Which animals would pop into your head, if you were asked to list the most iconic species of wildlife found in the Cairngorms National Park. Red deer? Golden eagles? Red squirrels? Pine marten perhaps? Or maybe it’s the charismatic capercaillie? It’s probably fair to assume that the tiny six-legged creatures that creep, crawl and flutter by might not be the first things that come to mind.
This is despite the fact that the Cairngorms is home to an amazing suite of insect life. Researchers at Buglife – The Invertebrate Conservation Trust – have been putting together a list of key sites around the country that are vital for conserving our rarest invertebrates. The initial analysis shows that the Cairngorms National Park is one of the most important areas for invertebrates in Scotland. This is because the Park supports a high diversity of insect species, including many rarities. Some of these species are unique to the National Park and conservation work taking place here is vital to maintain their status in the UK.
One example is the pine hoverfly. Due to intensification of forest management over the decades this is now an endangered species, so rare in fact that it is restricted to a single location in the Cairngorms National Park. It depends on the deadwood cycle – the process of trees (in this case big old granny pines) falling over or succumbing to fungal disease and decaying. The pine hoverfly’s larvae live in wet role holes created by this process – a very specific niche. Natural occurrences of these “rot holes” are nowadays few and far between because most pines in forestry are felled before they get to be old, knarled granny pines. To help save the pine hoverfly from extinction, a range of organisations in the park have been making artificial holes in tree stumps to give the pine hoverfly a home. It is hoped that in the future numbers of the hoverfly will increase to levels that allow it can survive on its own, and with more pine forest in the park being managed less intensively, natural rot holes should become common again.
Not all of the key invertebrates are insects; the fresh water pearl mussel, a bivalve mollusc, lives in cold water rivers and streams. Its life cycle depends upon salmon – the pearl mussel’s larvae actually live inside the gills of salmon (causing no harm to the fish) for the first year of their life. Pollution, climate change and poaching have all contributed to the huge decline of this species across the UK, the watercourses of the Cairngorms support internationally important populations of this species. The Pearls In Peril project has focused on improving the condition of watercourses to support this species, working with landowners and engaging local communities to develop a wider understanding of the plight of this very special mollusc.

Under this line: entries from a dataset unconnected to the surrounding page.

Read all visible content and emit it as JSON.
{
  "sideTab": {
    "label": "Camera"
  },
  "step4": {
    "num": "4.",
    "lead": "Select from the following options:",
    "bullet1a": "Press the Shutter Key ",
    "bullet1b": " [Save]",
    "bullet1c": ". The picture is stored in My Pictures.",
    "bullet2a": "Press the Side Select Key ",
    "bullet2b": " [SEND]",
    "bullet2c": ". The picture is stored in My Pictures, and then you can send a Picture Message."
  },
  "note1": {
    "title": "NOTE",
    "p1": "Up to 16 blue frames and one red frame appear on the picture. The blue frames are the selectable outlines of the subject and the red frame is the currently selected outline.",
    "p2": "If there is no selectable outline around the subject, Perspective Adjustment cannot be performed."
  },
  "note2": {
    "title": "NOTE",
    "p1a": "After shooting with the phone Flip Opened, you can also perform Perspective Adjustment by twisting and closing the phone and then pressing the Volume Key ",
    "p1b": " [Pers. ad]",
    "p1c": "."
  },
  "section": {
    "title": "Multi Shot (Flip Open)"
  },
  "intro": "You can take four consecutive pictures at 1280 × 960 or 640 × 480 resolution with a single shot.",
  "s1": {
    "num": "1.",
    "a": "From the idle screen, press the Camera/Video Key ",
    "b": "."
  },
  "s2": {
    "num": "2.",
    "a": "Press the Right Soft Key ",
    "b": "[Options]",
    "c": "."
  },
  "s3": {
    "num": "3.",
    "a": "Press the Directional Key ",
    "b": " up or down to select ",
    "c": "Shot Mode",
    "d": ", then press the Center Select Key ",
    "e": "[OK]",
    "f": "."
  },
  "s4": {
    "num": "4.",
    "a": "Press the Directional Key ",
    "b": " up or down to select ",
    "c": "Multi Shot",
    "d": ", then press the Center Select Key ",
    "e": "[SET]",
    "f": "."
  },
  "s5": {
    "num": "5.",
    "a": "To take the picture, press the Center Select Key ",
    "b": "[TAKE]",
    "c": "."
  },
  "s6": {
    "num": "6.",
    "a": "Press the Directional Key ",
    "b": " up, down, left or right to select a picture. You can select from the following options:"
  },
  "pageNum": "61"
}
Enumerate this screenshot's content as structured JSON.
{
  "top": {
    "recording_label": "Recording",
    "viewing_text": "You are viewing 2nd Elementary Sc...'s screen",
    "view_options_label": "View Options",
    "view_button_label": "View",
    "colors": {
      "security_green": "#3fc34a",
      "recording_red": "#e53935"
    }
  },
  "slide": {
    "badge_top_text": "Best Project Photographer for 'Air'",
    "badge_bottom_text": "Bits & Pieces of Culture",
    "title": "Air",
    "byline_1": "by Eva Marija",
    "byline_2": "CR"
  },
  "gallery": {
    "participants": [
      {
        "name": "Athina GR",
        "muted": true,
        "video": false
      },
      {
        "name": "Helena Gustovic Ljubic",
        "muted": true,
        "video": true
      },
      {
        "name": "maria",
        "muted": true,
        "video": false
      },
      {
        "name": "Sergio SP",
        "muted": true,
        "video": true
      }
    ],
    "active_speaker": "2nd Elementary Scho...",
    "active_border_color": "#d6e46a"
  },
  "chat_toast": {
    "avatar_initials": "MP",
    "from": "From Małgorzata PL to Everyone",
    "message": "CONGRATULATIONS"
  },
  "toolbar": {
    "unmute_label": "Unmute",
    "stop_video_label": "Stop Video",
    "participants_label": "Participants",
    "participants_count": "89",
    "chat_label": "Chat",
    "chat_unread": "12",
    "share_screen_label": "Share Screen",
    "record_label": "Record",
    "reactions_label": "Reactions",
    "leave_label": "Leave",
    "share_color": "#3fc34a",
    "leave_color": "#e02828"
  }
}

Butterflies are a harbinger of summer and sunshine. Their night-time counterparts – the moths – often have a reputation for being dull and boring. However, if you were to see the diversity of moths that live in Scotland, you would be surprised at how they rival the butterflies for colour, shape and lifestyle. In fact, three moth species which are almost entirely restricted to the Cairngorms in the UK are all day-flying species. And thanks to the Victorians, they all have fantastic names: Kentish glory, dark bordered beauty, and small dark yellow underwing. The Kentish glory (once known as far south as Kent, hence its name) is a big, fluffy, chestnut coloured moth and the males have strikingly large antennae to “sniff” out the females which “call” to the males using special sexy pheromones. The dark bordered beauty is a much daintier creature, but none the less beautiful, displaying autumnal oranges and yellows on its wings. Its caterpillars depend on aspen and it has a reputation for being elusive –only small numbers of adults are usually seen, making conservation work for this species very challenging. The small dark yellow underwing lives on heathland where its foodplant bearberry grows. It loves to fly in sunshine and zips across the heather at incredible speed – the best way to find it is when it stops for a breather on a fence post or tree trunk on an overcast day.
The Cairngorms acts as a vital refuge for many of insects that are in some cases found nowhere else in Scotland, and even the UK. The range of species is huge and here are just a few examples of the diversity of amazing invertebrates that call the Cairngorms their home. They are every bit as exciting, and beautiful, as our more familiar furry and feathered friends.
The Cairngorms Nature BIG Weekend 12-14 May is a celebration of the fantastic natural heritage of the Cairngorms National Park. With over 50 activities taking place across the Cairngorms National Park there will be something for everyone, from families to the more seasoned nature lover.
We have a number of events where you can discover and explore things that creep, crawl, flutter and buzz, including a ‘Minibeast safari’ with TV naturalist Nick Baker!
You can see the whole programme and book places at www.cairngorms.co.uk/big-weekend